* **EXERCISE DETAILS**: In the entries that follow, find the word "GELCU" and report each line it is on.

-.-.-

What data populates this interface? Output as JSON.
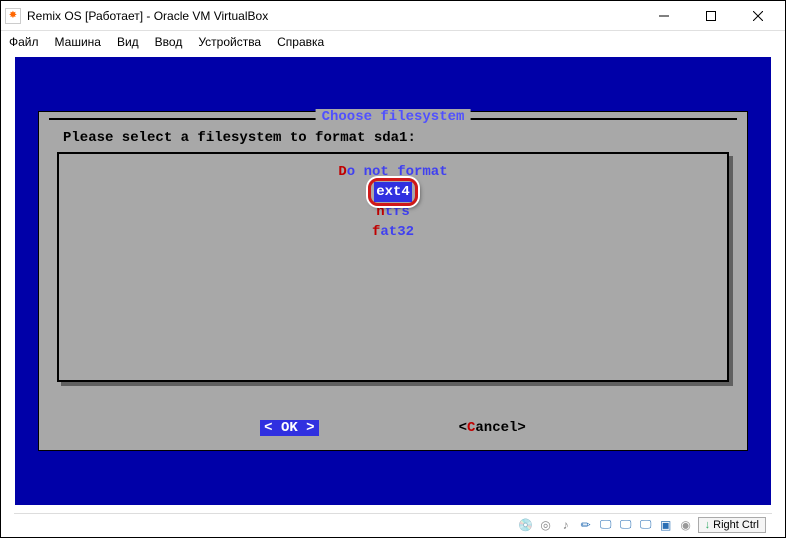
{
  "window": {
    "title": "Remix OS [Работает] - Oracle VM VirtualBox"
  },
  "menu": {
    "file": "Файл",
    "machine": "Машина",
    "view": "Вид",
    "input": "Ввод",
    "devices": "Устройства",
    "help": "Справка"
  },
  "dialog": {
    "title": "Choose filesystem",
    "prompt": "Please select a filesystem to format sda1:",
    "options": [
      {
        "hot": "D",
        "rest": "o not format"
      },
      {
        "hot": "e",
        "rest": "xt4",
        "selected": true
      },
      {
        "hot": "n",
        "rest": "tfs"
      },
      {
        "hot": "f",
        "rest": "at32"
      }
    ],
    "ok_open": "<  ",
    "ok_hot": "O",
    "ok_rest": "K  >",
    "cancel_open": "<",
    "cancel_hot": "C",
    "cancel_rest": "ancel>"
  },
  "status": {
    "hostkey": "Right Ctrl"
  },
  "icons": {
    "hdd": "💿",
    "cd": "◎",
    "audio": "♪",
    "usb": "✏",
    "net": "🖵",
    "shared": "🖵",
    "display": "🖵",
    "chip": "▣",
    "rec": "◉",
    "arrow": "↓"
  }
}
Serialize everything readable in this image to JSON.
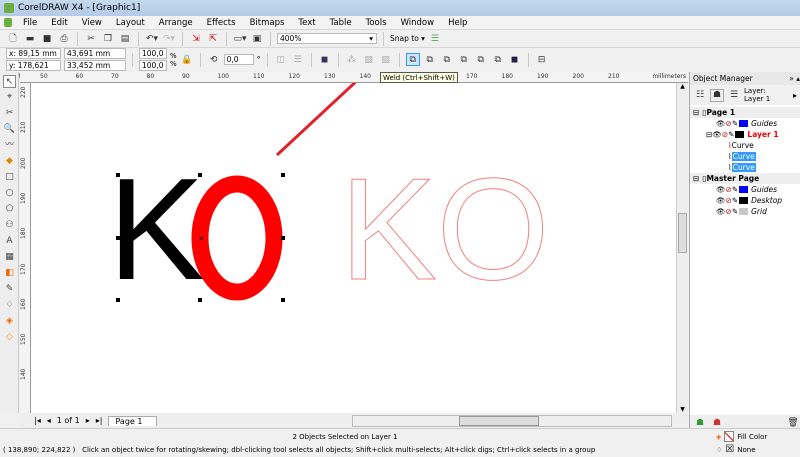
{
  "title": "CorelDRAW X4 - [Graphic1]",
  "menu": [
    "File",
    "Edit",
    "View",
    "Layout",
    "Arrange",
    "Effects",
    "Bitmaps",
    "Text",
    "Table",
    "Tools",
    "Window",
    "Help"
  ],
  "toolbar": {
    "zoom": "400%",
    "snap": "Snap to"
  },
  "propbar": {
    "x": "x: 89,15 mm",
    "y": "y: 178,621 mm",
    "w": "43,691 mm",
    "h": "33,452 mm",
    "sx": "100,0",
    "sy": "100,0",
    "pct": "%",
    "angle": "0,0",
    "deg": "°"
  },
  "tooltip": "Weld (Ctrl+Shift+W)",
  "ruler": {
    "top": [
      "50",
      "60",
      "70",
      "80",
      "90",
      "100",
      "110",
      "120",
      "130",
      "140",
      "150",
      "160",
      "170",
      "180",
      "190",
      "200",
      "210"
    ],
    "left": [
      "220",
      "210",
      "200",
      "190",
      "180",
      "170",
      "160",
      "150",
      "140"
    ],
    "unit": "millimeters"
  },
  "canvas": {
    "letter_k": "K",
    "letter_o": "O",
    "outline_text": "KO",
    "colors": {
      "red": "#ff0000",
      "outline": "#f08080"
    }
  },
  "object_manager": {
    "title": "Object Manager",
    "layer_label": "Layer:",
    "layer_value": "Layer 1",
    "rows": [
      {
        "label": "Page 1",
        "kind": "page"
      },
      {
        "label": "Guides",
        "kind": "layer",
        "color": "#0000ff"
      },
      {
        "label": "Layer 1",
        "kind": "active",
        "color": "#000000"
      },
      {
        "label": "Curve",
        "kind": "obj"
      },
      {
        "label": "Curve",
        "kind": "sel"
      },
      {
        "label": "Curve",
        "kind": "sel"
      },
      {
        "label": "Master Page",
        "kind": "page"
      },
      {
        "label": "Guides",
        "kind": "layer",
        "color": "#0000ff"
      },
      {
        "label": "Desktop",
        "kind": "layer",
        "color": "#000000"
      },
      {
        "label": "Grid",
        "kind": "layer",
        "color": "#c8c8c8"
      }
    ]
  },
  "pagebar": {
    "count": "1 of 1",
    "tab": "Page 1"
  },
  "status": {
    "selection": "2 Objects Selected on Layer 1",
    "coords": "( 138,890; 224,822 )",
    "hint": "Click an object twice for rotating/skewing; dbl-clicking tool selects all objects; Shift+click multi-selects; Alt+click digs; Ctrl+click selects in a group",
    "fill": "Fill Color",
    "outline": "None"
  }
}
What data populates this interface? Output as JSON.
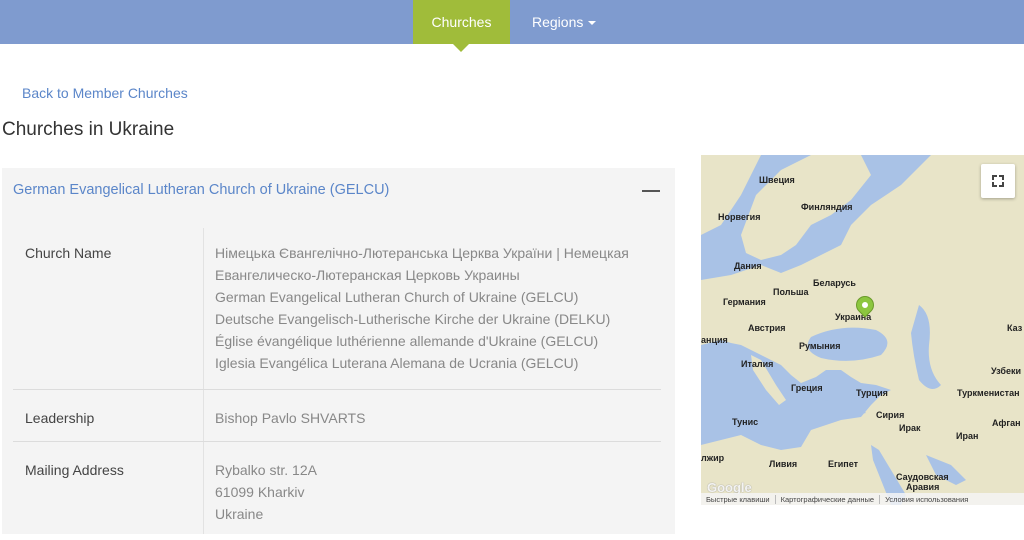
{
  "nav": {
    "churches": "Churches",
    "regions": "Regions"
  },
  "back_link": "Back to Member Churches",
  "page_title": "Churches in Ukraine",
  "panel": {
    "title": "German Evangelical Lutheran Church of Ukraine (GELCU)",
    "rows": {
      "church_name": {
        "label": "Church Name",
        "lines": [
          "Німецька Євангелічно-Лютеранська Церква України | Немецкая",
          "Евангелическо-Лютеранская Церковь Украины",
          "German Evangelical Lutheran Church of Ukraine (GELCU)",
          "Deutsche Evangelisch-Lutherische Kirche der Ukraine (DELKU)",
          "Église évangélique luthérienne allemande d'Ukraine (GELCU)",
          "Iglesia Evangélica Luterana Alemana de Ucrania (GELCU)"
        ]
      },
      "leadership": {
        "label": "Leadership",
        "value": "Bishop Pavlo SHVARTS"
      },
      "mailing_address": {
        "label": "Mailing Address",
        "lines": [
          "Rybalko str. 12A",
          "61099 Kharkiv",
          "Ukraine"
        ]
      }
    }
  },
  "map": {
    "labels": {
      "sweden": "Швеция",
      "finland": "Финляндия",
      "norway": "Норвегия",
      "denmark": "Дания",
      "belarus": "Беларусь",
      "poland": "Польша",
      "germany": "Германия",
      "ukraine": "Украина",
      "austria": "Австрия",
      "kaz": "Каз",
      "france": "анция",
      "romania": "Румыния",
      "italy": "Италия",
      "uzbek": "Узбеки",
      "greece": "Греция",
      "turkey": "Турция",
      "turkmen": "Туркменистан",
      "syria": "Сирия",
      "tunisia": "Тунис",
      "iraq": "Ирак",
      "iran": "Иран",
      "afghan": "Афган",
      "algeria": "лжир",
      "libya": "Ливия",
      "egypt": "Египет",
      "saudi": "Саудовская",
      "arabia": "Аравия"
    },
    "google": "Google",
    "footer": {
      "shortcuts": "Быстрые клавиши",
      "map_data": "Картографические данные",
      "terms": "Условия использования"
    },
    "colors": {
      "water": "#a9c2e6",
      "land": "#e8e4c8",
      "pin": "#8cc63f"
    }
  }
}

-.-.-

* **REPLY**:
    "title": "German Evangelical Lutheran Church of Ukraine (GELCU)",
          "German Evangelical Lutheran Church of Ukraine (GELCU)",
          "Église évangélique luthérienne allemande d'Ukraine (GELCU)",
          "Iglesia Evangélica Luterana Alemana de Ucrania (GELCU)"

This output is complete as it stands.